Urotensin II (U-II) has been known for over 30 years as an important teleost fish hormone, but only recently has it been recognized as the endogenous ligand of a new human G-protein-coupled receptor (GPCR) homologous to the GPR14 orphan receptor from rat. Human U-II was found to be a potent vasoconstrictor, widely distributed in human tissues, possibly contributing to several human cardiovascular diseases. It thus has become a major target of medicinal chemistry research. The common structural feature of U-II peptides from different species is the C-terminal portion, characterized by the disulfide bridged cyclic hexapeptide Cys-Phe-Trp-Lys-Tyr-Cys. The few structure-activity relationship studies reported to date attributed a critical role to this portion, with the Trp-Lys-Tyr motif appearing as the key determinant of U-II bioactivity. Consequently, this shorter cyclic peptide was used as a template for the development of several synthetic analogues, among which a superagonist, termed P5U: H-Asp-cyclo(Pen-Phe-Trp-Lys-Tyr-Cys)-Val-OH. Conformational studies confirmed the important role of hU-II C-terminal cyclic portion, enabling the development of 3D pharmacophore models.
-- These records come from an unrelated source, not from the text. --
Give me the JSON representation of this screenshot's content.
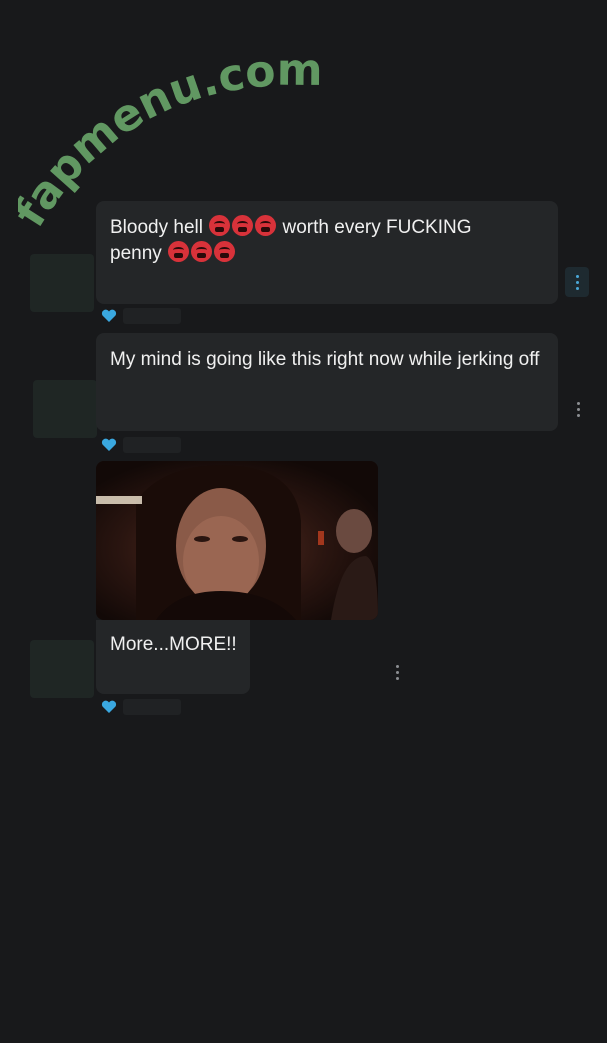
{
  "watermark": {
    "text": "fapmenu.com"
  },
  "messages": [
    {
      "text_a": "Bloody hell",
      "text_b": "worth every FUCKING",
      "text_c": "penny",
      "emoji_name": "angry-face-emoji"
    },
    {
      "text": "My mind is going like this right now while jerking off"
    },
    {
      "media_icon": "gif-image",
      "caption": "More...MORE!!"
    }
  ],
  "colors": {
    "background": "#18191b",
    "bubble": "#242628",
    "heart": "#3aa8e0",
    "watermark": "#6aa66a"
  }
}
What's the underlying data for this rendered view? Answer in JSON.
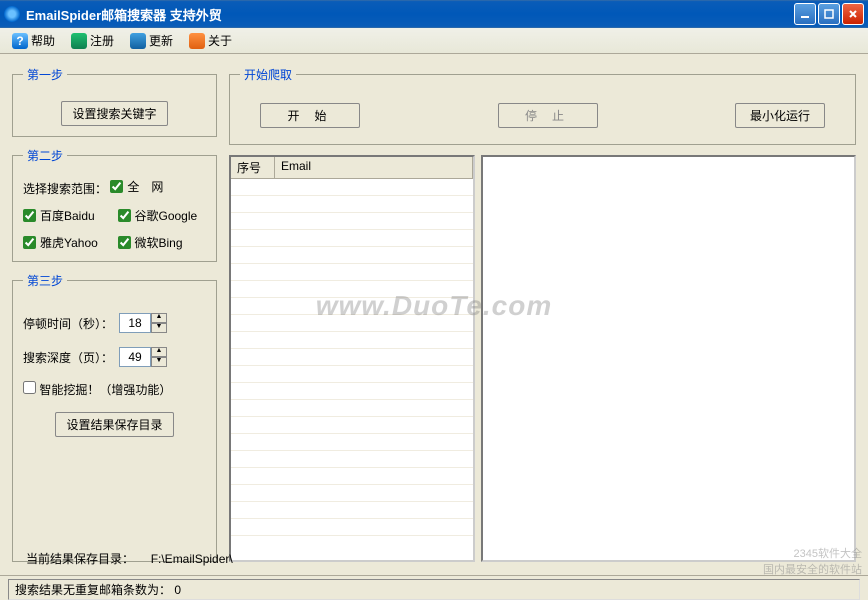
{
  "window": {
    "title": "EmailSpider邮箱搜索器 支持外贸"
  },
  "toolbar": {
    "help": "帮助",
    "register": "注册",
    "update": "更新",
    "about": "关于"
  },
  "step1": {
    "legend": "第一步",
    "set_keyword": "设置搜索关键字"
  },
  "step2": {
    "legend": "第二步",
    "scope_label": "选择搜索范围：",
    "all_net": "全　网",
    "baidu": "百度Baidu",
    "google": "谷歌Google",
    "yahoo": "雅虎Yahoo",
    "bing": "微软Bing"
  },
  "step3": {
    "legend": "第三步",
    "pause_label": "停顿时间（秒）：",
    "pause_value": "18",
    "depth_label": "搜索深度（页）：",
    "depth_value": "49",
    "smart_mining": "智能挖掘！（增强功能）",
    "set_result_dir": "设置结果保存目录"
  },
  "crawl": {
    "legend": "开始爬取",
    "start": "开 始",
    "stop": "停 止",
    "minimize_run": "最小化运行"
  },
  "listview": {
    "col_index": "序号",
    "col_email": "Email"
  },
  "result_path": {
    "label": "当前结果保存目录：",
    "value": "F:\\EmailSpider\\"
  },
  "statusbar": {
    "text": "搜索结果无重复邮箱条数为： 0"
  },
  "watermark": "www.DuoTe.com",
  "corner": {
    "line1": "2345软件大全",
    "line2": "国内最安全的软件站"
  }
}
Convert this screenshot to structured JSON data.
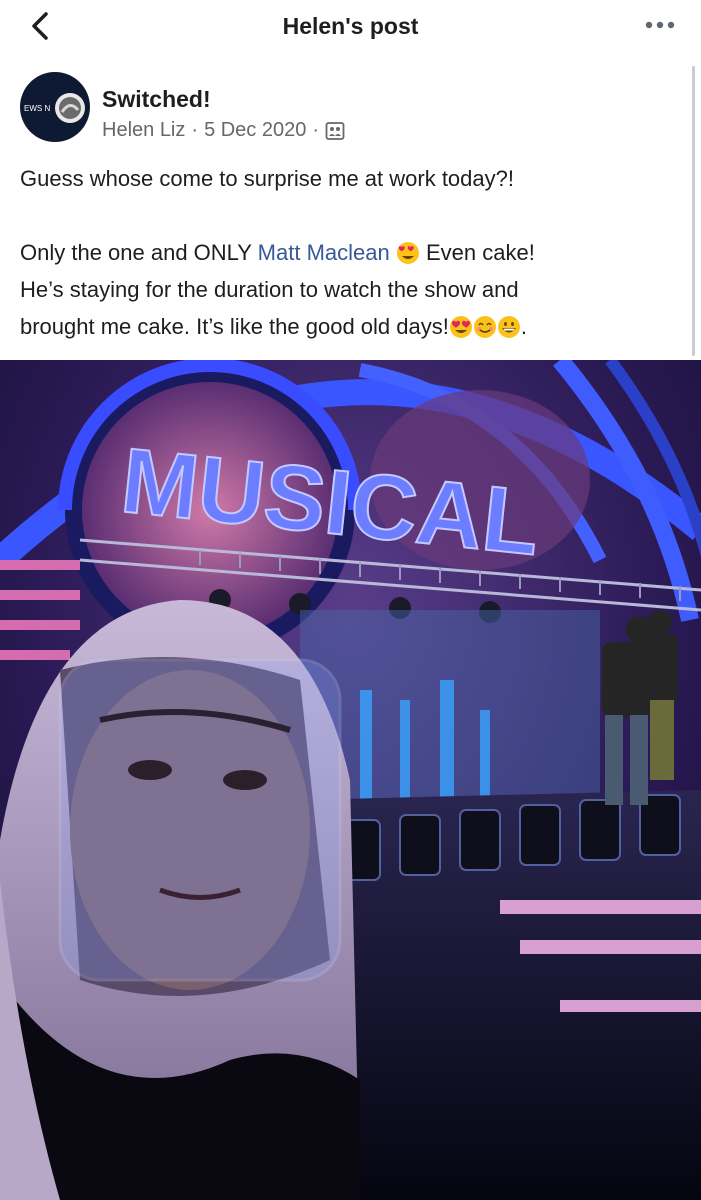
{
  "nav": {
    "title": "Helen's post",
    "back_icon": "chevron-left-icon",
    "more_icon": "more-horizontal-icon"
  },
  "post": {
    "page_name": "Switched!",
    "avatar_text": "EWS N",
    "author": "Helen Liz",
    "separator": "·",
    "date": "5 Dec 2020",
    "audience_icon": "group-audience-icon",
    "line1": "Guess whose come to surprise me at work today?!",
    "line2_before": "Only the one and ONLY ",
    "mention": "Matt Maclean",
    "line2_after": " Even cake!",
    "line3": "He’s staying for the duration to watch the show and",
    "line4": "brought me cake. It’s like the good old days!",
    "line4_end": ".",
    "emojis": [
      "heart-eyes-emoji",
      "smiling-emoji",
      "grinning-emoji"
    ]
  },
  "photo": {
    "stage_sign": "MUSICAL"
  },
  "colors": {
    "mention": "#385898",
    "meta": "#65676b",
    "stage_blue": "#2c3cd8"
  }
}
These findings should lead to the design of new, potent and selective analogues, acting as agonist or antagonist at the human U-II receptor, finally contributing to a deeper comprehension of the (patho)physiological significance of this peptide.
Copyright 2004 Wiley Periodicals, Inc.